The size of a great room is only part of the equation when choosing the best paint colors for walls. Consider the atmosphere you’d like to create in the room and look for features or focal points worth emphasizing.
The lighting and surrounding furnishings also affect the color of the walls.
Bring Ceilings Down to Size
With so much empty space in the upper half of the room, the high ceiling of a large great room can make the room feel imposing and unbalanced. **Painting the ceiling a deep, rich color** makes the ceiling seem not so far away and helps to balance the look of a large, open space.
Decorators consider the ceiling a fifth wall and often treat it with color. A warm chocolate brown on a great room ceiling gives the room an intimate, cozy feel.
Try a deeper shade of the wall color in an eggshell or pearl sheen to limit light reflection, such as a navy blue ceiling paired with walls painted light blue-gray, or a deep ocher ceiling with sand-colored walls.
Create Color Flow

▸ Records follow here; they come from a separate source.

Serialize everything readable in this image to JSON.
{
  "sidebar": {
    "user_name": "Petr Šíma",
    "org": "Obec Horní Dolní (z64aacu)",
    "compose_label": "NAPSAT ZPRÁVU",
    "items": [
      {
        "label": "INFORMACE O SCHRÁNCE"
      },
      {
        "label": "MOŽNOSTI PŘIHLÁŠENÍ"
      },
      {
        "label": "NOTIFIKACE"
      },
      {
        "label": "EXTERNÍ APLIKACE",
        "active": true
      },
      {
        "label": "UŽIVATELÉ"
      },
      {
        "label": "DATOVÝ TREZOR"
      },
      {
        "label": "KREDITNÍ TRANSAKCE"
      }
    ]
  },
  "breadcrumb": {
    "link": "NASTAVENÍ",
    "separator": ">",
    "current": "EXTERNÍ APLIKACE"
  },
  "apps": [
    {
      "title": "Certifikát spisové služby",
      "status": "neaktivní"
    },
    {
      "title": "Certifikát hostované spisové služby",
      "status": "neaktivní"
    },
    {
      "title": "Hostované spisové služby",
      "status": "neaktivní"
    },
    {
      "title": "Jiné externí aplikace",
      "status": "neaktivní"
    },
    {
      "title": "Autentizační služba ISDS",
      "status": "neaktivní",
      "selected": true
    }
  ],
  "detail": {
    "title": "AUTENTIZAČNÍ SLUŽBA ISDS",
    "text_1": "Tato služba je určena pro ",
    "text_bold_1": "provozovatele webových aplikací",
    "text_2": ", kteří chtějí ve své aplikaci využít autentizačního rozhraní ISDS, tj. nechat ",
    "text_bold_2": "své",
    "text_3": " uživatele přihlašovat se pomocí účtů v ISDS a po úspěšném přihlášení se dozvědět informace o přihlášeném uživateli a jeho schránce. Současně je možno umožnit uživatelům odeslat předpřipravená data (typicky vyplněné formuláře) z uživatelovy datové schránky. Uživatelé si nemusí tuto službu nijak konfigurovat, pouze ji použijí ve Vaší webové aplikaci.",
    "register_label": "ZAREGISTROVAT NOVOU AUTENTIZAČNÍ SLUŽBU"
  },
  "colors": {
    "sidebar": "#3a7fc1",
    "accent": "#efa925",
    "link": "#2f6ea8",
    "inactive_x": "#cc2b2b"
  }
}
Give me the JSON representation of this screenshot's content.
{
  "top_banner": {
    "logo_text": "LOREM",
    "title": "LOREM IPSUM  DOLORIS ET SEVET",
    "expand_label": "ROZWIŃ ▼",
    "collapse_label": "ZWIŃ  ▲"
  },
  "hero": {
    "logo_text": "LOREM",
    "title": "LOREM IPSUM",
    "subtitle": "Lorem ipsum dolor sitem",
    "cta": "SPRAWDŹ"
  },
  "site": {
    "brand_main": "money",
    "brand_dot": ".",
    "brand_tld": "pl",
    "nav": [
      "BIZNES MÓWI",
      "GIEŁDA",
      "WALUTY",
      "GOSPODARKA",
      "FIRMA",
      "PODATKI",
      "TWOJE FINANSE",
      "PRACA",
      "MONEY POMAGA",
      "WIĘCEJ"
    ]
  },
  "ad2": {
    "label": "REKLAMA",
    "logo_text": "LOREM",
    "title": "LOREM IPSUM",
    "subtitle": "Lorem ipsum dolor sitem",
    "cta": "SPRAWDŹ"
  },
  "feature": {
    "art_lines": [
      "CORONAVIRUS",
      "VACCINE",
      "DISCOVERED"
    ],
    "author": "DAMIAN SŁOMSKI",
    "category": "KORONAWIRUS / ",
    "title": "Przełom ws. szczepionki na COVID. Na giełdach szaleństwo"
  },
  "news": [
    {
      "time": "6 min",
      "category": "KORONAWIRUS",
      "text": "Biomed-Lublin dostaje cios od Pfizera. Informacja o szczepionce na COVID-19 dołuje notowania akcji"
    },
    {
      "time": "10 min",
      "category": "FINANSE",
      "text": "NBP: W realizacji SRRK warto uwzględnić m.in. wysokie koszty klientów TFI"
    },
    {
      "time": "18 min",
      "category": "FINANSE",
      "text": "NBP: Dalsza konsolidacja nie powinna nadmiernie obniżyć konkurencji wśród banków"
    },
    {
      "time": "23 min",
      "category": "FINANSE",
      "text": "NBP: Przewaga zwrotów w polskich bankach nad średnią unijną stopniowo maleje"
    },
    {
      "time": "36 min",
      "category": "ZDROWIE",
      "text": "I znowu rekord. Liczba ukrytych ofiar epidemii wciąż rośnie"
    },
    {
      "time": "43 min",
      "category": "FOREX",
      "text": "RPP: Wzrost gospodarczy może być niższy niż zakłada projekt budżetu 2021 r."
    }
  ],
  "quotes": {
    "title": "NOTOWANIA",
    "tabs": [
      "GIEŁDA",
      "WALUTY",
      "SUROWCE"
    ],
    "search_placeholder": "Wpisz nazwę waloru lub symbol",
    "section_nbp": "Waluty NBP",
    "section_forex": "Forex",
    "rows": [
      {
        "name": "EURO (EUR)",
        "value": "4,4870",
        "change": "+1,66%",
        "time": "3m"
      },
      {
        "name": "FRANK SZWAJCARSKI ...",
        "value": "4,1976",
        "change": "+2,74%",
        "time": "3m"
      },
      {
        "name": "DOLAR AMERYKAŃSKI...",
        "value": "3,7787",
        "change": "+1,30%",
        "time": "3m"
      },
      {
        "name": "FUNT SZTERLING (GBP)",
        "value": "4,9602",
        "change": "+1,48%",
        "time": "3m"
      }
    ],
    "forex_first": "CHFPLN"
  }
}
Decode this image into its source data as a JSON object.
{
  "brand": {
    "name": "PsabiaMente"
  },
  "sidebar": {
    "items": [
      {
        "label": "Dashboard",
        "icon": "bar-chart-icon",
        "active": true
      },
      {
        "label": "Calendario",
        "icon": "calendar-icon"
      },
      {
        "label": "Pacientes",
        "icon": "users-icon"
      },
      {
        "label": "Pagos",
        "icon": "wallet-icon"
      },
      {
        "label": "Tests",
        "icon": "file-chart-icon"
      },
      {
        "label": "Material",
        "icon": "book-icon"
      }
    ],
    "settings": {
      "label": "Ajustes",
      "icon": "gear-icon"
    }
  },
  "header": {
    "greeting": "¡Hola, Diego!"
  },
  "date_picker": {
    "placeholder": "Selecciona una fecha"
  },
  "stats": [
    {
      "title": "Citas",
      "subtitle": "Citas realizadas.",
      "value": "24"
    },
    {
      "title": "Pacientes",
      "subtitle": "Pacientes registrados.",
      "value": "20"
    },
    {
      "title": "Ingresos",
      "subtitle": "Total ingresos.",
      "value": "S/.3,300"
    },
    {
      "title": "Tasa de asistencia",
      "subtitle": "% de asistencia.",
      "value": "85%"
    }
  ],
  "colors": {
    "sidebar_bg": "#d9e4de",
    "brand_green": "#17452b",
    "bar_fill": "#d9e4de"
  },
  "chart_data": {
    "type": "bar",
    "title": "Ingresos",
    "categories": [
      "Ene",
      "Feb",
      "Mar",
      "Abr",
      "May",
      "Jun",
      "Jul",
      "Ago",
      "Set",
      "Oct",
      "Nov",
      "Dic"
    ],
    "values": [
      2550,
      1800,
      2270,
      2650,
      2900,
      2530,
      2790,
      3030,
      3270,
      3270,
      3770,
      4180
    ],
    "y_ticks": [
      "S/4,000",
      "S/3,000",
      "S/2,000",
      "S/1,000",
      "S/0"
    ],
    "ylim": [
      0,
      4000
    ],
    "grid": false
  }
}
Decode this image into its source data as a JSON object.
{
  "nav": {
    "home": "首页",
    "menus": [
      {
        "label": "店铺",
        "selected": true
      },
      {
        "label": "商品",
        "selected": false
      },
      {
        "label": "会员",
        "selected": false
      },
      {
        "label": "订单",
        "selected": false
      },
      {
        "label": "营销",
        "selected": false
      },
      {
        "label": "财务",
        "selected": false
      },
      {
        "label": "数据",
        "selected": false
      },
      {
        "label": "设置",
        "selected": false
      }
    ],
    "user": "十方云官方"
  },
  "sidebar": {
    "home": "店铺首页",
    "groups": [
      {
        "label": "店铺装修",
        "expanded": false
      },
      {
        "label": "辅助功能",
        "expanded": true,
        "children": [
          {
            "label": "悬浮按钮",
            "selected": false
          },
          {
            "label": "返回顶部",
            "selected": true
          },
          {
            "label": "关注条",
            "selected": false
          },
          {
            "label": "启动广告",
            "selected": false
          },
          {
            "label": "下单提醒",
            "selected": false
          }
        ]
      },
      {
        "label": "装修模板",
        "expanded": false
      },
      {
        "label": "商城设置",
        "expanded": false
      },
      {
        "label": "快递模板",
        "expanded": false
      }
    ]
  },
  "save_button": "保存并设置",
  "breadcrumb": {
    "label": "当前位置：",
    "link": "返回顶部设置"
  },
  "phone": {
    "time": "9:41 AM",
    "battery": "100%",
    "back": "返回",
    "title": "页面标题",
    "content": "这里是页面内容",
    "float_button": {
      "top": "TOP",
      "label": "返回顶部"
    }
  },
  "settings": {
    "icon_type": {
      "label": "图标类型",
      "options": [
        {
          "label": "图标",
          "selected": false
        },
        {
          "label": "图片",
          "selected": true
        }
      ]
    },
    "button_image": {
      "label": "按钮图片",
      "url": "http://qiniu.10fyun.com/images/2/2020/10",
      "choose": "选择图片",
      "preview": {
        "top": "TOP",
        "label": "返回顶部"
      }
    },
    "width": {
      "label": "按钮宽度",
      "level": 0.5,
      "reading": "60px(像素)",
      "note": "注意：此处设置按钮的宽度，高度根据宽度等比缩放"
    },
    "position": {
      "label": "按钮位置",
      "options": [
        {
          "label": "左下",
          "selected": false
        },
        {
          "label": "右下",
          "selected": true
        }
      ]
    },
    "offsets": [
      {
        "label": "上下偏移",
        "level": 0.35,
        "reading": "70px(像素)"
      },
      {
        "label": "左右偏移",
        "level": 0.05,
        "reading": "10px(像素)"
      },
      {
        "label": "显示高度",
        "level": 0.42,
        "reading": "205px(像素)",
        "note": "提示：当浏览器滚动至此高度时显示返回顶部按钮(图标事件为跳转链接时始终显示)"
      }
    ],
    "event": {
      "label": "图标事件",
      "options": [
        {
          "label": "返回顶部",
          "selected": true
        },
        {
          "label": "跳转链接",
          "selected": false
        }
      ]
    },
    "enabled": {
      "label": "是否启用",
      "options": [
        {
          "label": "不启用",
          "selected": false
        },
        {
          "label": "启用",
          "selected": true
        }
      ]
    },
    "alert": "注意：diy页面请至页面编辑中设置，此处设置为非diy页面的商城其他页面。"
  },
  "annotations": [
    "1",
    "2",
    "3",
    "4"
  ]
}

Great rooms combine living spaces, often consolidating living room, dining room, and family room or kitchen -- all in one big room. For a pleasing flow of color that unifies the space while also creating depth and dimension, use a [monochromatic color scheme](http://wwwcolor-wheel-artistcom/monochromatic-colorhtml).
Transitioning between light, medium and dark shades of the same color, such as an orange-based terra cotta, for example, helps define each area while keeping a cohesive feeling throughout the room.
Alternatively, go with one neutral shade on the majority of walls, such as beige or _greige_, a mix of gray and beige, and use bolder accent colors to define separate areas. Paint a toasty nutmeg on the fireplace wall in the living room and charcoal gray on a feature wall in the dining room.
**Look for architectural features that can make the transition in color look more natural and less choppy**. A corner where two walls meet, a staircase, a fireplace or kitchen cabinetry -- all provide a good place to change wall colors.
Paint the trim the same color for continuity.
Enhance the Atmosphere
**Dark or warm colors appear to absorb light, making the room feel smaller** To create a more personal, comforting and cozy atmosphere in a great room, warm the walls with rusty red, burnt orange, terra cotta, ocher, mustard or golden yellow paint colors. These muted earth tones read more as neutrals on walls, making them easier to work with than brighter, fully saturated colors.
For a room that feels modern and fresh, go with stately shades of gray. Create a dramatic effect with a bold accent wall in black or bright fiery crimson or sunny sunflower yellow.
White walls feel timeless and elegant, enhancing the feeling of openness in a large contemporary space. Keep the room from feeling sterile or empty by hanging large, oversized paintings in brilliant colors and using darker colors on furniture or fabrics such as curtains and upholstery.
Choosing the Best Paint Color
**Pull color inspiration from wall art or fabric patterns when veering away from neutrals or when choosing accent wall colors**. Whites and grays change dramatically under different lighting conditions and with the colors that surround them.
Paint sample boards of your top four to five paint color choices. Use painter’s tape to mask off a ½-inch border around the edge of the board so the paint color you’re viewing has a white background instead of being right next to the previous wall color.
When sampling deep colors such as burnt orange or navy blue, apply a gray primer to the sample board first to get a true read on the color.
Sample paint pots and sample boards are typically available wherever paint is sold.
Allow the paint to cure for 24 hours. Then move the boards around the great room, viewing the colors under the changing light conditions throughout the day and evening.
Place the boards next to furnishings and accessories to see how the surrounding colors affect the undertones of the paint. Live with these colors for two or three days, and the best ones will make themselves known.